> [What is needed] Select from the data all lines with the word "Ytshorts".

> [Source records]
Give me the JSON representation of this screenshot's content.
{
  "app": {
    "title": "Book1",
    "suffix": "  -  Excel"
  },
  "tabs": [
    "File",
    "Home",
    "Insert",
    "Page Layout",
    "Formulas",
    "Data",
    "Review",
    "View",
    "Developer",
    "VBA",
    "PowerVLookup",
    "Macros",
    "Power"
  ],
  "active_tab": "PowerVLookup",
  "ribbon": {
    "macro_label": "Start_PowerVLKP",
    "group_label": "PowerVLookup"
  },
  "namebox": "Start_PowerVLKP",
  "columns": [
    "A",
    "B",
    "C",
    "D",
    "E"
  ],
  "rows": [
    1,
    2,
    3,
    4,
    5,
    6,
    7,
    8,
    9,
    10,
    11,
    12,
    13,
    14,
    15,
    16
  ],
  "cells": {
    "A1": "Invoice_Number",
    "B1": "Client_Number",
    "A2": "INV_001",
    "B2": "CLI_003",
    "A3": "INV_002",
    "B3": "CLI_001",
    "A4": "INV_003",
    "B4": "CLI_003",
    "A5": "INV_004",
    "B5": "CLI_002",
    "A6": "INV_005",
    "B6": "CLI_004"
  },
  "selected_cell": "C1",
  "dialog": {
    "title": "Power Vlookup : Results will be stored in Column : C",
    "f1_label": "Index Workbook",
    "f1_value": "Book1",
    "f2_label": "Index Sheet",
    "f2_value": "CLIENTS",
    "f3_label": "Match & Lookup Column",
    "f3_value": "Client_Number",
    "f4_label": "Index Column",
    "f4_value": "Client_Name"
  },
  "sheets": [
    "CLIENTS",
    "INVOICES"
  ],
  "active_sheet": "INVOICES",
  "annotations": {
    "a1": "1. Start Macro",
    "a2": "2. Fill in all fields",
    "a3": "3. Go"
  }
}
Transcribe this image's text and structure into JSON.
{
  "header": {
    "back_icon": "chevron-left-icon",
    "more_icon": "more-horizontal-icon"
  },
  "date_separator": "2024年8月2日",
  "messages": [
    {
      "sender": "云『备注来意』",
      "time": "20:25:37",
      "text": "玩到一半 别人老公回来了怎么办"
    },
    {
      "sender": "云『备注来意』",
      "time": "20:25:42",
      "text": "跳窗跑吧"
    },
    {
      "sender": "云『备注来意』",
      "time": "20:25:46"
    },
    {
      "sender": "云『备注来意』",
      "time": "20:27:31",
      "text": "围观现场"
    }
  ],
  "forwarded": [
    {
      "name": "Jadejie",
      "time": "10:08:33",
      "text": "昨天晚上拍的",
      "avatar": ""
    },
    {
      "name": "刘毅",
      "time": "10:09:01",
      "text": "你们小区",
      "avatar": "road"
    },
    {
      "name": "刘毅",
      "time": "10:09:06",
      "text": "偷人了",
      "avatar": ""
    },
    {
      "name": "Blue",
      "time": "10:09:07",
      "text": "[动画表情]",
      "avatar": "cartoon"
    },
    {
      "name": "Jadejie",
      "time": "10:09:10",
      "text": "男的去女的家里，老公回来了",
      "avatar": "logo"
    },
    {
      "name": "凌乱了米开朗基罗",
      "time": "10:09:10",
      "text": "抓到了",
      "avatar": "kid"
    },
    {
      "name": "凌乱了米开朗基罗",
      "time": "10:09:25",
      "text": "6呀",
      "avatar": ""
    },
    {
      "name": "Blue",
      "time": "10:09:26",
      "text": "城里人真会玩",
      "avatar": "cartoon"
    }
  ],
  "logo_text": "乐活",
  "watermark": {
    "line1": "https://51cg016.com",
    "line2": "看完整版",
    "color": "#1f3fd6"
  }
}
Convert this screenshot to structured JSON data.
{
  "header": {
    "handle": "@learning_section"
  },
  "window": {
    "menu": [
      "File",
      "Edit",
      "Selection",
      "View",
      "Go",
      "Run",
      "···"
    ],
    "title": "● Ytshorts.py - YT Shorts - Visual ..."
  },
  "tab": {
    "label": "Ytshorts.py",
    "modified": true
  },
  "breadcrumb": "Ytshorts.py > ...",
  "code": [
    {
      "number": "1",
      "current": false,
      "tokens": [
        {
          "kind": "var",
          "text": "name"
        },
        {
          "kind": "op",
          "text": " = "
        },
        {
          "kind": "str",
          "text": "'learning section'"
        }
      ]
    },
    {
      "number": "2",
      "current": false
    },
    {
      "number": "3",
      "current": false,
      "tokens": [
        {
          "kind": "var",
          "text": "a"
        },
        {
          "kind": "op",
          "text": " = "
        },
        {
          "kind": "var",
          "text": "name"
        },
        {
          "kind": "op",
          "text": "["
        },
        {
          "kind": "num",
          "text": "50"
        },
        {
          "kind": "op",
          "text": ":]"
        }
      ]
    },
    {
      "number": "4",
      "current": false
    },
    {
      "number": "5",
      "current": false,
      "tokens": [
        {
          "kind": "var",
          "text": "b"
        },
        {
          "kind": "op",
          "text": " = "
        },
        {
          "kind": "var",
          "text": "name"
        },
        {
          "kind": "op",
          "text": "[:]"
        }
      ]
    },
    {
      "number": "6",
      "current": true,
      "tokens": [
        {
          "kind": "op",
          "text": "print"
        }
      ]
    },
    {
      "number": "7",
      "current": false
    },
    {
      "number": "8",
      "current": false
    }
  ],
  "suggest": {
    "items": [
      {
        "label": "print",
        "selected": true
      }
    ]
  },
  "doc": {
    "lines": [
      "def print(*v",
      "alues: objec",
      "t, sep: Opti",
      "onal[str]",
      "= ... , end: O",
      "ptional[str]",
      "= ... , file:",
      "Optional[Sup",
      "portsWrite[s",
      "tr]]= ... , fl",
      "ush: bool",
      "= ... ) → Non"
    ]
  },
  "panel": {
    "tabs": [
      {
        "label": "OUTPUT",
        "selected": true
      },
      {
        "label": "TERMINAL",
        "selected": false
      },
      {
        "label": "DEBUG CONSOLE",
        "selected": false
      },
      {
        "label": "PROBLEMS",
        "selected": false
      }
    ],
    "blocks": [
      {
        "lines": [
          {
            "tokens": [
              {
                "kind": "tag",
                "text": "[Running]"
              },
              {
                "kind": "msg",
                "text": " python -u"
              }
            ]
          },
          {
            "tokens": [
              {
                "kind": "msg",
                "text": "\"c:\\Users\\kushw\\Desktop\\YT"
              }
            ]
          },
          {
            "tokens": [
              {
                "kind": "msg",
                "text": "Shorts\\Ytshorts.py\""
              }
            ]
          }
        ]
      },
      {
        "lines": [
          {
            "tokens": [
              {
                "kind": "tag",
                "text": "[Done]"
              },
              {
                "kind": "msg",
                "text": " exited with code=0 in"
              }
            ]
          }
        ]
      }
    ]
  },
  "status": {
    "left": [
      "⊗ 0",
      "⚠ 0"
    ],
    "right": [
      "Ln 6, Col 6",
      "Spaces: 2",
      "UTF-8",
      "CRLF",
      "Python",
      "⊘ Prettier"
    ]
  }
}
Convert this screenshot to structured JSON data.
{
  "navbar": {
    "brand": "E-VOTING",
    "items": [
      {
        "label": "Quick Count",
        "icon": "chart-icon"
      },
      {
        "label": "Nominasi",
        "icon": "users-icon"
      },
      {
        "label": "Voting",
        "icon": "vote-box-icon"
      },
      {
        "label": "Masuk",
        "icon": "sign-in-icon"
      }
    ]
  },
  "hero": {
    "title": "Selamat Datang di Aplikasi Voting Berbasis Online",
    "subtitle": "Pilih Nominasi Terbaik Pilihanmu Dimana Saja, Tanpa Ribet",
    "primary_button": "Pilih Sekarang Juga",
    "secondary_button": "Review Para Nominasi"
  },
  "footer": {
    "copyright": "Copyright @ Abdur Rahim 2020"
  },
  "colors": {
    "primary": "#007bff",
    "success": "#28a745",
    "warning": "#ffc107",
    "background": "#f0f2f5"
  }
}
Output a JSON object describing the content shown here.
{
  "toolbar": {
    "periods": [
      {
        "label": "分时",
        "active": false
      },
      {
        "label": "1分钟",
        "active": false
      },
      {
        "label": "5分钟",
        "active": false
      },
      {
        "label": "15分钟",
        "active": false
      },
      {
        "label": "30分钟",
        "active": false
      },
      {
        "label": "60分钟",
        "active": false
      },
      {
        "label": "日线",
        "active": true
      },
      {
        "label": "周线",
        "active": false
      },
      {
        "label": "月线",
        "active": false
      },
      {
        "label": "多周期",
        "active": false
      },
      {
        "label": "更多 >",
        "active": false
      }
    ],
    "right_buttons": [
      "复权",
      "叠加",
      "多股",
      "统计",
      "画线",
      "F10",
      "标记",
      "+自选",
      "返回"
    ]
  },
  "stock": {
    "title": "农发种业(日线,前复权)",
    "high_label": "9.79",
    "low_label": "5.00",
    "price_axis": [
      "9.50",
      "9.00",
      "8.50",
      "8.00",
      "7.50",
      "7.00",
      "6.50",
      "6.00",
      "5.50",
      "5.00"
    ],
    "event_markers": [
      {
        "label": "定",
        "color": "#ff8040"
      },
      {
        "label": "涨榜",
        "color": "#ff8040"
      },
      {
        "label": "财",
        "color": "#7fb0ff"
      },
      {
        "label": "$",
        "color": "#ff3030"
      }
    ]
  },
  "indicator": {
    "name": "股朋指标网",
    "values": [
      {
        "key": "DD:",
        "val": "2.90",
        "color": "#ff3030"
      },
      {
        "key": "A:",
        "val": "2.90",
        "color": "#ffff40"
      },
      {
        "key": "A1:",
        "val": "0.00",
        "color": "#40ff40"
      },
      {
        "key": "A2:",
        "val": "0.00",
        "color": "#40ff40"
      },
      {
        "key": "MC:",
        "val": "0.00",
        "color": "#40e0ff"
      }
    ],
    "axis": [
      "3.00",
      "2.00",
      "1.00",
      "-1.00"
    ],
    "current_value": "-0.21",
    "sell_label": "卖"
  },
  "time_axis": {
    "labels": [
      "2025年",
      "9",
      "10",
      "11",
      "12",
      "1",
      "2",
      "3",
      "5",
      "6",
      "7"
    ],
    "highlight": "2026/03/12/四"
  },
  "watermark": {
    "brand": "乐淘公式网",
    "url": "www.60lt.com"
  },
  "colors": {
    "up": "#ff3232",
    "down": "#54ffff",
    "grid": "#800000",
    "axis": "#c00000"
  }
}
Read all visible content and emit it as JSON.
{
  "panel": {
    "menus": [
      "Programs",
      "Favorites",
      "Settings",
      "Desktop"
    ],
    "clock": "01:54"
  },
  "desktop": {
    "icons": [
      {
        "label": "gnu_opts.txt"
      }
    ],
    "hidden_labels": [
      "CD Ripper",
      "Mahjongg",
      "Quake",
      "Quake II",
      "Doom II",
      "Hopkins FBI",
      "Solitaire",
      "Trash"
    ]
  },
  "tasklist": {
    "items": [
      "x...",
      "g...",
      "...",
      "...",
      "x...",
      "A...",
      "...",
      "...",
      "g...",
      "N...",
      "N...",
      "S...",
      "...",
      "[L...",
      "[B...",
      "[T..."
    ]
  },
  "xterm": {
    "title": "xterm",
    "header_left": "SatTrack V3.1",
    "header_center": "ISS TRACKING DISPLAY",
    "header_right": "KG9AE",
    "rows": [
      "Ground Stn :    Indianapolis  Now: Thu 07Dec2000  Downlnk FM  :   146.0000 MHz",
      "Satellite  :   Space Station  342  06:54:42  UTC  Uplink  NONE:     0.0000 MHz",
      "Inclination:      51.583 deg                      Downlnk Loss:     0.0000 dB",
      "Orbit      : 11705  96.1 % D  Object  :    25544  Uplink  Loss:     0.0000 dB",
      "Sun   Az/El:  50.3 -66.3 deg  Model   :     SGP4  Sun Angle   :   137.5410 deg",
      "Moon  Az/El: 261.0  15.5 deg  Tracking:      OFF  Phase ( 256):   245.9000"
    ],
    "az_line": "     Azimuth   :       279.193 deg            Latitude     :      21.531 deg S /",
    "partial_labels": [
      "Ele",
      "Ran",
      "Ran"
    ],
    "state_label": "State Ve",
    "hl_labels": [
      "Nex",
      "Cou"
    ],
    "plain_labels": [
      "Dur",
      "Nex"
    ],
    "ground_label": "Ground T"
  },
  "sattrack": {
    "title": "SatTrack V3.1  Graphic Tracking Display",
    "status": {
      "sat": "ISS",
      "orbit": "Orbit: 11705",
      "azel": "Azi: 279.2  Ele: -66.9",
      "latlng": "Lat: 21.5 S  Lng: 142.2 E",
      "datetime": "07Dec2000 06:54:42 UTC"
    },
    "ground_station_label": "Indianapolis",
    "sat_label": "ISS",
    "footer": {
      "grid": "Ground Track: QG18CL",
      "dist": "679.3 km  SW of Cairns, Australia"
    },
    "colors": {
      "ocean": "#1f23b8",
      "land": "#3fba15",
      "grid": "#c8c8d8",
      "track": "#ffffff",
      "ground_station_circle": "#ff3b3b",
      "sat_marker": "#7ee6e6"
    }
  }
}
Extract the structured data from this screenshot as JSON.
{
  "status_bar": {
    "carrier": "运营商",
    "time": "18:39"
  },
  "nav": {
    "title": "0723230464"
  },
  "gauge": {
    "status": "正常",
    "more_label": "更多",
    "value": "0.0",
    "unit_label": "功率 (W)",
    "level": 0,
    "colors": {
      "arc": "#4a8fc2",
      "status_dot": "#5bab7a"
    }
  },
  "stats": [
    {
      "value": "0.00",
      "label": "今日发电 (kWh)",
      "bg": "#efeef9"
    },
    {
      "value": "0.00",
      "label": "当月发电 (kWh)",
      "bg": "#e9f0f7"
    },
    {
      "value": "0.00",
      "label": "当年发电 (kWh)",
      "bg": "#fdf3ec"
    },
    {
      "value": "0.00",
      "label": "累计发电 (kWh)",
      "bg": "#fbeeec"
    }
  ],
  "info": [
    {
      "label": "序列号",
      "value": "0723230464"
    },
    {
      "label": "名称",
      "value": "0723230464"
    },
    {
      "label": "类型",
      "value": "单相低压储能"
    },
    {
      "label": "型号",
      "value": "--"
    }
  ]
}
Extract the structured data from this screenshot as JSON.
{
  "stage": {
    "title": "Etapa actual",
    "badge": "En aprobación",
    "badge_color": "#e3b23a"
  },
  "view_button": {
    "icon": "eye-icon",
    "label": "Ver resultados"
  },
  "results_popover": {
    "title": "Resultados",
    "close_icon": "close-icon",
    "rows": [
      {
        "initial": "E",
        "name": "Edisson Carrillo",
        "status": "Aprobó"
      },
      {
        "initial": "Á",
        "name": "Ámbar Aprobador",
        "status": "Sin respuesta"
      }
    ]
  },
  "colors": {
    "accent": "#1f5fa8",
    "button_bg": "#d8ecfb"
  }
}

> [Solution]
    "title": "● Ytshorts.py - YT Shorts - Visual ..."
    "label": "Ytshorts.py",
  "breadcrumb": "Ytshorts.py > ...",
                "text": "Shorts\\Ytshorts.py\""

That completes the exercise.